Classroom Strategies

5 Steps to Better Guided Reading

Disclosure: Some of the links below are affiliate links, meaning at no additional cost to you, I will earn a commission if you click through and make a purchase.  But don’t worry, I never recommend products I don’t believe in!

5 Easy Steps to Better Guided Reading


What is guided reading?


Guided reading is a powerful and essential instructional approach that develops better readers.  I love guided reading!  But for new teachers or teachers who haven’t used guided reading before, it can be difficult to wrap your head around.  Regardless of the grade you teach or the instructional levels of your students, the essentials of guided reading remain the same.  Every guided reading group should consist of:

  • Leveled readers that match students with challenging texts at their instructional level
  • Teaching students the strategies of good readers
  • Responsive and intentional instruction
  • Identifying opportunities for support


During my first couple years of teaching, I struggled with guided reading groups and couldn’t quite get it down.  Eventually, after much trial and error, I developed a system that streamlined my guided reading instruction.  I’d like to share with you the steps that I took in order to make my guided reading groups beneficial for my students and easy for me to plan.


#1 – Differentiate Groups

This is one of the most important steps to effective guided reading.  Students should be grouped based on their instructional levels.  Keep in mind that these groups will change throughout the year.  Some students progress quicker than others which means your groups will be changing constantly.  In order to differentiate, you’ll need to conduct a few assessments and do some student watching or observations.

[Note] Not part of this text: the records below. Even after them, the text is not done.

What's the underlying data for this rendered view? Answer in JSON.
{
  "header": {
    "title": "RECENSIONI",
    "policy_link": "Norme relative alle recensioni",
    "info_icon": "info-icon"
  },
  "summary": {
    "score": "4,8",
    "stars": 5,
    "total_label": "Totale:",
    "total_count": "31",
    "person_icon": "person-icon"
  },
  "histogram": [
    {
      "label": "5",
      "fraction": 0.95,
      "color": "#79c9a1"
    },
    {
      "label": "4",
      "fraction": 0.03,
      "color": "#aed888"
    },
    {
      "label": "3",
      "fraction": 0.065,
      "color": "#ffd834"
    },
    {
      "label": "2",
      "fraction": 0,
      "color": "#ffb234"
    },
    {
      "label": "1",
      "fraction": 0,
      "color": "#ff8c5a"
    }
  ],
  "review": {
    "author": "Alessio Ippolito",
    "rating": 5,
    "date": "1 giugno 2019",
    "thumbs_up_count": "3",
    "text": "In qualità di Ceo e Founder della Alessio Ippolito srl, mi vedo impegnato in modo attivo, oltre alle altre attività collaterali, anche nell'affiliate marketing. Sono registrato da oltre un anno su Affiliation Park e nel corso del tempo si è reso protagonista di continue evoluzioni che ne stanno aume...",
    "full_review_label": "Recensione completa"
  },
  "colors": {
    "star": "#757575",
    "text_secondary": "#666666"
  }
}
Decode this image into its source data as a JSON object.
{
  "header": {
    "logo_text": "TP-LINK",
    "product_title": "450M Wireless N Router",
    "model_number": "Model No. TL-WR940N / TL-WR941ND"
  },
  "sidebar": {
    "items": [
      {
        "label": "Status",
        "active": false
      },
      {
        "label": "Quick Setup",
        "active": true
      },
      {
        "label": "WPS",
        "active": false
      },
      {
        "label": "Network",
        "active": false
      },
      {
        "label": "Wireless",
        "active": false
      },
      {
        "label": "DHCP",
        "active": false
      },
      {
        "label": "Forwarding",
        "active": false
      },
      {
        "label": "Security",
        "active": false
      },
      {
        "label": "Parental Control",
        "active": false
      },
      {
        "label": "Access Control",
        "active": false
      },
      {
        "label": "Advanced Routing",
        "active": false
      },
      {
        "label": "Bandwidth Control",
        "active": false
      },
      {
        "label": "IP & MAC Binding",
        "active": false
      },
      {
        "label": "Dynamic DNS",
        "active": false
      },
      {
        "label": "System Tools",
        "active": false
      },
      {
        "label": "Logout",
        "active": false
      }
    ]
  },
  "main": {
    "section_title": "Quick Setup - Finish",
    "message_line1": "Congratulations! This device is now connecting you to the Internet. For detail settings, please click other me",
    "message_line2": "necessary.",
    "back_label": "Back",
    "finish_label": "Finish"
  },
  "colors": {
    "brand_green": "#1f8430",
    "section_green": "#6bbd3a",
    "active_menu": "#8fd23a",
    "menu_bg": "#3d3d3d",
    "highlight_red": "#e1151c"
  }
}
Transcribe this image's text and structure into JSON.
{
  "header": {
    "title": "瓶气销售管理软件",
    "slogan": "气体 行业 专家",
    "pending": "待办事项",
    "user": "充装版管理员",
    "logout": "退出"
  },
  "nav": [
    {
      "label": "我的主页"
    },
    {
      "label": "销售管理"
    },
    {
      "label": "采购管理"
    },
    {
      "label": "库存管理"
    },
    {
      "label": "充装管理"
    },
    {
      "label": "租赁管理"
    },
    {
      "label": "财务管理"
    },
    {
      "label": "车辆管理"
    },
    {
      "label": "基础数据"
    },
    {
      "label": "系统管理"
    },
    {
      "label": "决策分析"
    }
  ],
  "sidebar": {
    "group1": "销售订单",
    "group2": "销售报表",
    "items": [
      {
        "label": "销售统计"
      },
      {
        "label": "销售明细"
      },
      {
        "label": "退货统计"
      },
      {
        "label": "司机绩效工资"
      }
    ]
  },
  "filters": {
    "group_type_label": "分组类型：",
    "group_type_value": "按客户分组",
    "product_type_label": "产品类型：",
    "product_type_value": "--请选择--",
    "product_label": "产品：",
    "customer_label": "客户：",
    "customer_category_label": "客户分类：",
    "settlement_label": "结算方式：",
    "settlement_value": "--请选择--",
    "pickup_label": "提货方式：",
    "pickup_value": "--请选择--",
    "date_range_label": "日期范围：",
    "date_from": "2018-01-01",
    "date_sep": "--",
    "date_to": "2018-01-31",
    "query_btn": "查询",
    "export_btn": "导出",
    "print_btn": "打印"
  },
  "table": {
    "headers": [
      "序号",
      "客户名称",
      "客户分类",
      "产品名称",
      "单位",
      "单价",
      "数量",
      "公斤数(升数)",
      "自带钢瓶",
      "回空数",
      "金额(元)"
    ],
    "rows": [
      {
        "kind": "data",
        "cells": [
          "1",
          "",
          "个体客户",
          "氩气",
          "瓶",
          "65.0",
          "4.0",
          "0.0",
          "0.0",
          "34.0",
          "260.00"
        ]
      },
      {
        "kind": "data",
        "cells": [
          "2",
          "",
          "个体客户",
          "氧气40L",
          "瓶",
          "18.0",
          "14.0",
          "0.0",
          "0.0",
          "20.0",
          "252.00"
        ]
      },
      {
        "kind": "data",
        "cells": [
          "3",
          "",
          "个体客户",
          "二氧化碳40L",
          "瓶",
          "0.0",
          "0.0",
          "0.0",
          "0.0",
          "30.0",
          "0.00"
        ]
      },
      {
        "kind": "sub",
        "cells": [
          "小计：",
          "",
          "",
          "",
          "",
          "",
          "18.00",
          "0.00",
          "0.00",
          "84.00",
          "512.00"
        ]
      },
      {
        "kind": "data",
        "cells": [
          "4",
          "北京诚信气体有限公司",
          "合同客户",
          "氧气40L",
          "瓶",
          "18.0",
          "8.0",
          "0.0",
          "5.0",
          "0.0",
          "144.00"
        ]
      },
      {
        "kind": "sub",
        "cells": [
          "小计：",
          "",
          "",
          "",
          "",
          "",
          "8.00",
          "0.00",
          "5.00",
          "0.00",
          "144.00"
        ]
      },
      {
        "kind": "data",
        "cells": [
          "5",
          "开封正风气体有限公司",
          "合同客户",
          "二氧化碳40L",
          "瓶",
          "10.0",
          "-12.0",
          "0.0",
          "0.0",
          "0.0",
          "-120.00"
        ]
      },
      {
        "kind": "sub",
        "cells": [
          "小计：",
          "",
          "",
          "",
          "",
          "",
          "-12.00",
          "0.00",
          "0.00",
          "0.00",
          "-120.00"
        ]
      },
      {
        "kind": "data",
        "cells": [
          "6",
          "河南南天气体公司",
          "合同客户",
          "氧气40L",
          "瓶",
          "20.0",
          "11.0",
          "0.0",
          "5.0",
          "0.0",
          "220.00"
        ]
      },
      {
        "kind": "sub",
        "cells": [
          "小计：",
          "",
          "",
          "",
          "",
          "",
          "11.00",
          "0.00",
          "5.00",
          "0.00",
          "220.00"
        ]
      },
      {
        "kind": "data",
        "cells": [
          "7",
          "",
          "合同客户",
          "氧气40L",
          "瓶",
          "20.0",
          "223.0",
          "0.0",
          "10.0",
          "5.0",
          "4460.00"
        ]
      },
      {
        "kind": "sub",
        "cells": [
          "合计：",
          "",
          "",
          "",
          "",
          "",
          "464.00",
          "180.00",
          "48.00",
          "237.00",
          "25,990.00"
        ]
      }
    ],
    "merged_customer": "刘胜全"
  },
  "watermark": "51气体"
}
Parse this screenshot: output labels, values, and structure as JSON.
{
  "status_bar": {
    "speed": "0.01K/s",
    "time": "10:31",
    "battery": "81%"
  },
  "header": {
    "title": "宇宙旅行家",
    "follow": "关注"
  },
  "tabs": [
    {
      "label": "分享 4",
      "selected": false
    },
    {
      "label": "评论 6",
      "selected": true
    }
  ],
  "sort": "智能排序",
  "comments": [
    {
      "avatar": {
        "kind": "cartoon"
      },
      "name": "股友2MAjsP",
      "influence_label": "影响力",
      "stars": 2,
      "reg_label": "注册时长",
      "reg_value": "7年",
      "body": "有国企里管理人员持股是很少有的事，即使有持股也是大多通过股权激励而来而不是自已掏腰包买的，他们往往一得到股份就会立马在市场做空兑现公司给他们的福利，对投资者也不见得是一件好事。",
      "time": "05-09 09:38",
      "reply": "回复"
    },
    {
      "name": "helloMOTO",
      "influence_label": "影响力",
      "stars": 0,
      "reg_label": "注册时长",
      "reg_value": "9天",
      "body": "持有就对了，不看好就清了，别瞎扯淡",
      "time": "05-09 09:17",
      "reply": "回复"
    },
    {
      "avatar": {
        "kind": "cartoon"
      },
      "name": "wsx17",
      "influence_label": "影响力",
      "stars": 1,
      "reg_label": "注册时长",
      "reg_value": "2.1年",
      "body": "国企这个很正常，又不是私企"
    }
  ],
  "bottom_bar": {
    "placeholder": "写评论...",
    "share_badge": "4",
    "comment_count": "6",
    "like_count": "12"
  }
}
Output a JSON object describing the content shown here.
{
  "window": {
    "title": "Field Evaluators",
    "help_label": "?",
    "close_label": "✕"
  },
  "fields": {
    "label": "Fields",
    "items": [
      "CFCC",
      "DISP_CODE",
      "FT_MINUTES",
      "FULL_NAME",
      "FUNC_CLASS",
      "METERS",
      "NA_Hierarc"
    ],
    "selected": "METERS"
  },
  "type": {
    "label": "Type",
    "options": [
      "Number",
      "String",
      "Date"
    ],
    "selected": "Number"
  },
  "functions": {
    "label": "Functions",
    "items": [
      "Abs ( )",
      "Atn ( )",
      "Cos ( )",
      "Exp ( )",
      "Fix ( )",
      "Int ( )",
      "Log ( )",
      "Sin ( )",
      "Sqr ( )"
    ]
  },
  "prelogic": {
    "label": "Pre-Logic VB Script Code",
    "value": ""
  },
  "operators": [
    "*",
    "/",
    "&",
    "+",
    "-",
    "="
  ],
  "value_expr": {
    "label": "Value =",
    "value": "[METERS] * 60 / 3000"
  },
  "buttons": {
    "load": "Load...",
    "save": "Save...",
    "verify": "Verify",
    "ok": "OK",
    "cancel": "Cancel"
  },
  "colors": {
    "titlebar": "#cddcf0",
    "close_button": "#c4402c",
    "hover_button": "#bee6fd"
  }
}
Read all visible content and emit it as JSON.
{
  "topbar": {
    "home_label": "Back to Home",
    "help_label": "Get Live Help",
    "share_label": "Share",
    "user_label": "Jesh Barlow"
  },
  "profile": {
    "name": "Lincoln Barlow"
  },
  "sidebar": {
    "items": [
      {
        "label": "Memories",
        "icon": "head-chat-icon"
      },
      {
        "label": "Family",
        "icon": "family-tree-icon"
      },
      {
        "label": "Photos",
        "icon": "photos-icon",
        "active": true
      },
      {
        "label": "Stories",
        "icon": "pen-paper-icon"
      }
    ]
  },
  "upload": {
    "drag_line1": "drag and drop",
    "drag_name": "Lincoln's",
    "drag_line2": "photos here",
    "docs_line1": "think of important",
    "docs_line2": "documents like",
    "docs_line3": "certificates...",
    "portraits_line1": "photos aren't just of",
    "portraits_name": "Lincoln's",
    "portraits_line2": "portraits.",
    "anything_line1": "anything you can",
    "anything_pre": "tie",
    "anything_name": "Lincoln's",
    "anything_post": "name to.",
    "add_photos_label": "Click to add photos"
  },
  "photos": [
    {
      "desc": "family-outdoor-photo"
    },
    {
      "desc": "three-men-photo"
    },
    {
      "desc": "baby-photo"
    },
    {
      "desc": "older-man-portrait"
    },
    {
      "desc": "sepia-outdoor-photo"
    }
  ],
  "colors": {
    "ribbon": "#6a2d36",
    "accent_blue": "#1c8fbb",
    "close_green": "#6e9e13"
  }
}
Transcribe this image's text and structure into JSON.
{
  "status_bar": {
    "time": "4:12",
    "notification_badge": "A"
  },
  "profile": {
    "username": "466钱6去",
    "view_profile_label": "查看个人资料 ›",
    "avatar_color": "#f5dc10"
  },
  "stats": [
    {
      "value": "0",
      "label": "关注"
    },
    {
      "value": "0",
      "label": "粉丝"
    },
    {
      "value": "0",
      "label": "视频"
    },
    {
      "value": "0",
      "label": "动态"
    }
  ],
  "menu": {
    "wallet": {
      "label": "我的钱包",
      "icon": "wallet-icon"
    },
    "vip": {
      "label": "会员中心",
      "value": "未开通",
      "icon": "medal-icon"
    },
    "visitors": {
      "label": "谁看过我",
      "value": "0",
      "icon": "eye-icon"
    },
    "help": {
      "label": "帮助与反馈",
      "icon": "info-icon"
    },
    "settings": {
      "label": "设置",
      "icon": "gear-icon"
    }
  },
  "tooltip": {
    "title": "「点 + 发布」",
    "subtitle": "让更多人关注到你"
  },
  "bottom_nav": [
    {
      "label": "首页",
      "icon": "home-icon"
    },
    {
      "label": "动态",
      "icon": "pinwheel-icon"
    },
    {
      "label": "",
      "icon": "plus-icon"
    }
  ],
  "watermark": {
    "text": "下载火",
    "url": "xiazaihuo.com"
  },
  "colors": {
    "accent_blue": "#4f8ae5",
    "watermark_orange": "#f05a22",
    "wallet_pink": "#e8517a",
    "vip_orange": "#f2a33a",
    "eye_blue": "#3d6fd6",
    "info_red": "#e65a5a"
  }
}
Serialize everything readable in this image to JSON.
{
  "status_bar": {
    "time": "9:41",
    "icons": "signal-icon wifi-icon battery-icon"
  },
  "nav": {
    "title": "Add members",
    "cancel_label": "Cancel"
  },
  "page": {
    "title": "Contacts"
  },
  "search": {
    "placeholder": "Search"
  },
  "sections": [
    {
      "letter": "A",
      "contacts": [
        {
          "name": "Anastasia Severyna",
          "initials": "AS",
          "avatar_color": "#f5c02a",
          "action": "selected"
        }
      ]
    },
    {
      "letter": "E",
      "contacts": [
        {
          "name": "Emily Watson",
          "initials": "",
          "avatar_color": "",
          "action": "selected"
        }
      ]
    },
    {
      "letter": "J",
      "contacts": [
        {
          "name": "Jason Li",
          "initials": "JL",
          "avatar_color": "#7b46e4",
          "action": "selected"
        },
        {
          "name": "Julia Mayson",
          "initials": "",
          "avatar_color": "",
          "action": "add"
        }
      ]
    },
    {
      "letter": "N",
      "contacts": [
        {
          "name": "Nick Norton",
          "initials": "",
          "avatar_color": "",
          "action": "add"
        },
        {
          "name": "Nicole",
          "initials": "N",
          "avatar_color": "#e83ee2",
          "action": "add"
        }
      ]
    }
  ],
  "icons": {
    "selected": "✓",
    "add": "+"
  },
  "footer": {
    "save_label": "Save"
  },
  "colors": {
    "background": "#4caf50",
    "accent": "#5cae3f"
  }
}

The assessments will depend on your grade level and the reading level of your students.  For beginning readers, you might conduct assessments that include; letter/sound, sight words, running record, and sentence dictation (Teacher tells the student a sentence and they record what they hear).  For transitional and fluent readers, assessments might include; reading conferences, running records, and spelling inventories like the QSI.  Use a data tracking sheet like the one included in this free resource, to keep track of student assessments.  This will help you stay organized and give you a clear picture of where your students’ instructional level is.  Groups should be between 3 – 4 students.  If you have more than four students, it may be difficult to monitor all students and give feedback on their progress.


#2 – Structure and Schedule

You may be wondering what your other students will be doing while you’re running a guided reading group.  Guided reading should be part of a system like the Daily 5.  This will include different centers that students will be doing independently while you’re running the guided reading group.  In order for your students to get the most out of their guided reading time, it is essential that you ARE NOT INTERRUPTED by students doing independent work.  If you have a teaching assistant or volunteer, this may be easier, but if you’re like me and you’re solo in the classroom, you’ll need to teach your students the importance of not interrupting during guided reading time.  This short 15 – 25-minute chunk of time is fundamental to the reading progress of each student in your classroom.  It is vital.   I know how difficult this can be if you teach primary grades, but eventually, they’ll get.

Teach students to rely more on their peers than on you for answers. You should spend about 3 – 4 weeks teaching the Daily 5 routines before getting started with your guided reading groups.  The more time you spend teaching routines, the easier it will be for students to work independently when the time comes.  If you don’t already have The Daily 5 book by Joan Moser and Gail Boushay, I highly recommend it.  Daily 5 will help your students by providing a routine and help you by giving you the time you need for each of your guided reading groups.  Get it on Amazon now for only $11!


#3 – Prep and Planning

Differentiating can mean extra prep and planning time.  Each group will have a different set of skills they are working on and you’ll need to plan carefully.  This doesn’t have to mean extra work for you.  Use a streamlined planning sheet like the one in this free resource, to make your planning and prep time easier.  You don’t need a different lesson for each group, but you will need different leveled text.  If you decide to work on “retell the story” as your comprehension strategy, all of your groups can focus on this strategy, but you’ll use a different level text for each group, depending on their reading level.  When you’re planning your guided reading lessons, go through the book thoroughly to plan each teaching point.  Use the guided reading cheat sheet in this free resource to help you with your guided reading planning.

Each guided reading lesson should be planned over a two-day period.  This is important for building fluency, confidence, and progress.  See the table below for an overview of a guided reading lesson.

Day 1

Day 2

Word work Word work
New book introduction Reread book and incorporate teaching points
Reread book and incorporate teaching points Discuss
Discuss Reteach new sight word
Teach new sight word Guided writing
Word study activity


#4 – Be Organized

Use a binder to organize all of your guided reading materials.  Being organized will cut down on your planning time and keep you and your students focused.  Click here for a free guided reading binder.


#5 – Be consistent

Guided reading is a powerful tool for developing better readers, but if you only do guided reading once or twice a week, you won’t see the progress you want for your students.


One of the best resources for guided reading is Jan Richardson’s The Next Step in Guided Reading.  If you’re able to purchase this book, I would definitely do it.  This resource has been invaluable to me in my journey to mastering guided reading.  Be sure to also check out, Tips for your First Year Teaching.

Leave a Reply

Your email address will not be published. Required fields are marked *